The country’s medallists, who finished ninth at the Games with nine gold, nine silver and six bronze, had lamented the ‘handshake reward’ from Vice-President Yemi Osinbajo during a visit to the Presidential Villa on May 29.
One of the athletes, Roland Ezuruike, who won gold in the men’s powerlifting event at the Games, had said, “It was very painful that we had to travel all the way there for only a handshake. I think there should be a special consideration for athletes with disabilities because it takes a lot of courage and determination for many of us to go into sports. We were expecting that some form of reward would be given to us when we were told that the President would receive us.”
But Dalung said the athletes were financially rewarded by the ministry while in Australia, and shouldn’t have expected further financial rewards from the Federal Government.
“I think we have a responsibility to educate those complaining. There is a laid down policy that if you win a medal you will be rewarded, and those who won medals were rewarded instantaneously in Australia,” Dalung told newsmen.
“Those who participated got their entitlements for their daily allowances for the number of days they were away at the Games. So, nobody has any reason to complain about any remuneration because all these issues were taken up.”
The minister added, “If you are expecting anything from the President, that should be at the President’s discretion but I don’t think any athlete will be fair to Nigeria or the ministry to say he or she still expects anything. No.

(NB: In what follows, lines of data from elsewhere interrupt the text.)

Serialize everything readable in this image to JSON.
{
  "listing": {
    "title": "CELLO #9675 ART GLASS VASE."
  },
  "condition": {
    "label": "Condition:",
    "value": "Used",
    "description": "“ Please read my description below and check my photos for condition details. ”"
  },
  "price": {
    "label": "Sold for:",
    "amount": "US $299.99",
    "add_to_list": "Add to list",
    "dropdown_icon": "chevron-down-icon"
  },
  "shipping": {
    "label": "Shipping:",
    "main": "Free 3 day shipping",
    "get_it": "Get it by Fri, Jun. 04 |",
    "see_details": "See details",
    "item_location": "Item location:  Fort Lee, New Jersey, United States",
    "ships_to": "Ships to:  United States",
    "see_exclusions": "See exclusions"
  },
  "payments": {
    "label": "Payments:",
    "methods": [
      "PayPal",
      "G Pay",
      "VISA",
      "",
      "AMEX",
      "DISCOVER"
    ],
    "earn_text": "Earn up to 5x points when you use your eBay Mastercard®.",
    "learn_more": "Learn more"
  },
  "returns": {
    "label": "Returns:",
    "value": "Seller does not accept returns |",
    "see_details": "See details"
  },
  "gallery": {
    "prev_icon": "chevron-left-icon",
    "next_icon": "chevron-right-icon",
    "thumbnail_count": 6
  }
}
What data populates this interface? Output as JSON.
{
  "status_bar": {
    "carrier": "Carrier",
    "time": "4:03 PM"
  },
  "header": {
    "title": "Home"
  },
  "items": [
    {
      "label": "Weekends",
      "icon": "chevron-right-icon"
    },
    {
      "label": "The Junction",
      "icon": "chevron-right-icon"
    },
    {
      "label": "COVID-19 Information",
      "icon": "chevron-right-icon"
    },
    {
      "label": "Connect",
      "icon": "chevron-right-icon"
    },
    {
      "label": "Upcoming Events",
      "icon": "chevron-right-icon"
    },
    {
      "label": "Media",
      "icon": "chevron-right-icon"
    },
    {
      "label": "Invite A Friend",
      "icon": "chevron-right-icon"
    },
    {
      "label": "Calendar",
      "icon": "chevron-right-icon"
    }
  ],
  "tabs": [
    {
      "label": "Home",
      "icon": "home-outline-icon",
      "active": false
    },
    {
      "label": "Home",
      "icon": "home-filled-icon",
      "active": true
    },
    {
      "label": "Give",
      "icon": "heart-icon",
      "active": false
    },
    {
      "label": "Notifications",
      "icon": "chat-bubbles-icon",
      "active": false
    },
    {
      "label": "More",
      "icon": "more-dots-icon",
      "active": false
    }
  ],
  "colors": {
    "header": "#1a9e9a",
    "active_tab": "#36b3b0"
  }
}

“We discharged our obligation and we are not wanting. In fact for the first time in the history of Nigeria, we went for a competition well-kitted; every athlete was given a kit bag containing not less than 10 different items including trainers. I think we should learn to appreciate when things are done correctly in this country.”